But buckling in to take one of these tests can leave you filled with anxiety and more stressed then necessary. Rather than face up to them with no preparation, we’ve brought you some insight into the assessments and how you can better prepare for them in the future!
Hogan Personality Inventory
The Hogan Personality Inventory or HPI test is created around a five-factor model of personalities. The overall goal is to capture the behaviors and tendencies that potential employees display directly related to getting ahead or getting along with others.
Some of the largest companies in the US and around the world use the HPI to screen potential candidates. Everyone from IBM to Bank of America uses the tests to make sure that each applicant they screen matches their overall company culture and policies.
So you’re up against the HPI in an interview and want to study and prepare?
Here are some sample questions that will aid you in your journey toward your next best job!
Each of the questions are answered with a true or false. The idea is to accurately represent how you react in certain situations.
For example, true or false:
- I always have new and innovative ideas
- I love travelling to foreign places
- I find routine stifling
For each of these questions about openness, you’d give a true or false answer that would be accumulated to help showcase your personality.
Hogan Assessment Frequently Asked Questions
Not only will your potential employer have questions for you but you’ve likely got questions about the test and assessments in general!
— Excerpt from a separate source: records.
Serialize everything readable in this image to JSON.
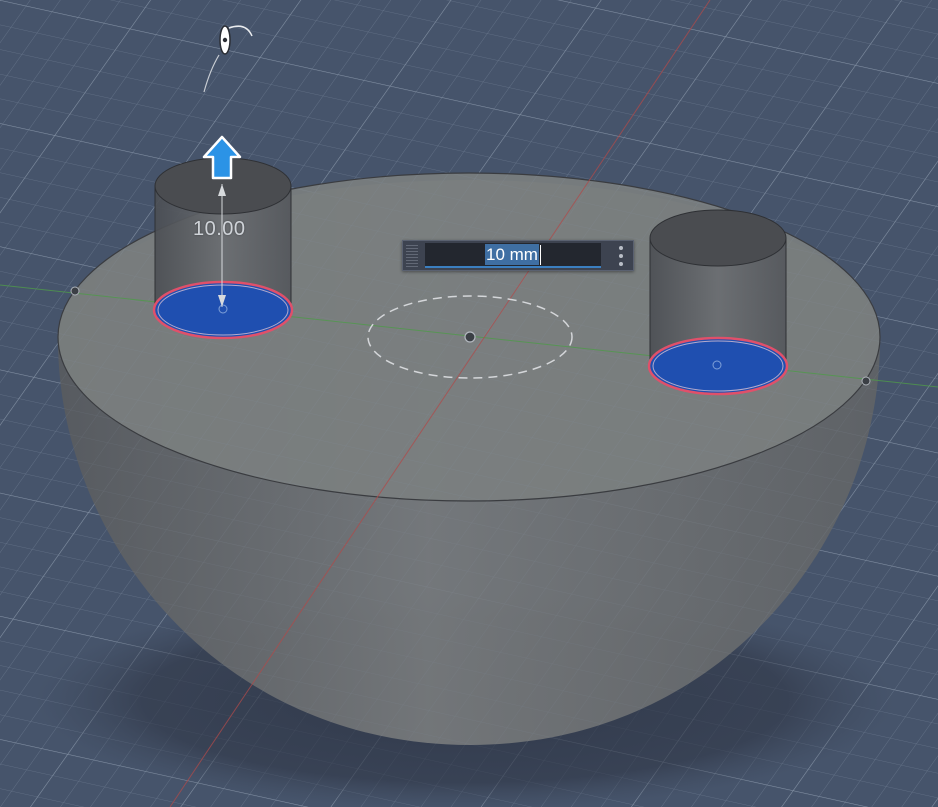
{
  "viewport": {
    "extrude_distance_label": "10.00",
    "input": {
      "value": "10 mm",
      "more_options_icon": "vertical-ellipsis"
    },
    "icons": {
      "extrude_arrow": "arrow-up-icon",
      "orbit_cursor": "orbit-cursor-icon"
    },
    "colors": {
      "background": "#46546b",
      "grid": "#8a97ab",
      "profile_fill": "#1f4fb0",
      "profile_outline": "#e0506a",
      "body": "#6c6f72",
      "arrow": "#2b93e6",
      "x_axis": "#b04a4a",
      "y_axis": "#4f9a4a"
    }
  }
}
How do I prepare for Hogan?
There are a few things you can do to help prepare yourself for the Hogan test. Start by researching the company and taking a closer look at yourself. Be honest when you take the test so you’ll know for sure whether you fit with the company. Set realistic goals when you go into the test and take a few practice tests to get a true feel for the questions.
Can You Fail the Hogan?
There are no right or wrong answers to the Hogan assessment test but if you’re not prepared, you can end up disqualified from a job you really want and fit. Each job has a different standard that you’ll be measured against so knowing what the company is looking for is important.
How Many Questions in the Hogan Test?
There are 200 questions!
Is the Hogan Assessment Test Hard?
The general consensus is that that the Hogan is a difficult test to take. With a lot of questions that are deep dives into your personality and habit. Preparation is key!
What do HPI, HDS, and MVPI Stand For?
HPI stands for Hogan Personality Inventory. HDS stands for Hogan Development Survey and MVPI stands for Motives, Values, Preferences Inventory.
How is the Hogan Personality Inventory Scored?
The key to the Hogan is percentile ranking systems and normative test results. You results are put out and compared to the results of thousands of other people who have taken the test over the time period. This data is then used give you a percentile ranking among other test takers.
What Questions are on a Personality Test?
Personality tests are often a matter of ranking or choices rather than questions with a hard answer. You’ll be asked to rate certain situations or pretexts and your answers are used as a compilation to bring together your composite answer.
How Long Does a Hogan Assessment Take?
While 200 questions can seem like a lot, the test usually only takes 15-20 minutes to complete! Everyone takes tests differently so be sure to take that into consideration when you sit down to take the test yourself. If you need more time, set aside a longer time frame. If you’re quick, you’ll be able to finish it within the 15-20 minute time frame!
Why Should You Prepare for a Hogan Personality Test?
Each company and position requires something different when it comes to your personality and abilities. If you don’t prepare you could miss out on a job you’re really qualified for because you had one bad day and answered like it! Preparing in advance helps keep nerves at bay and let’s you answer in a way that showcases your full ability.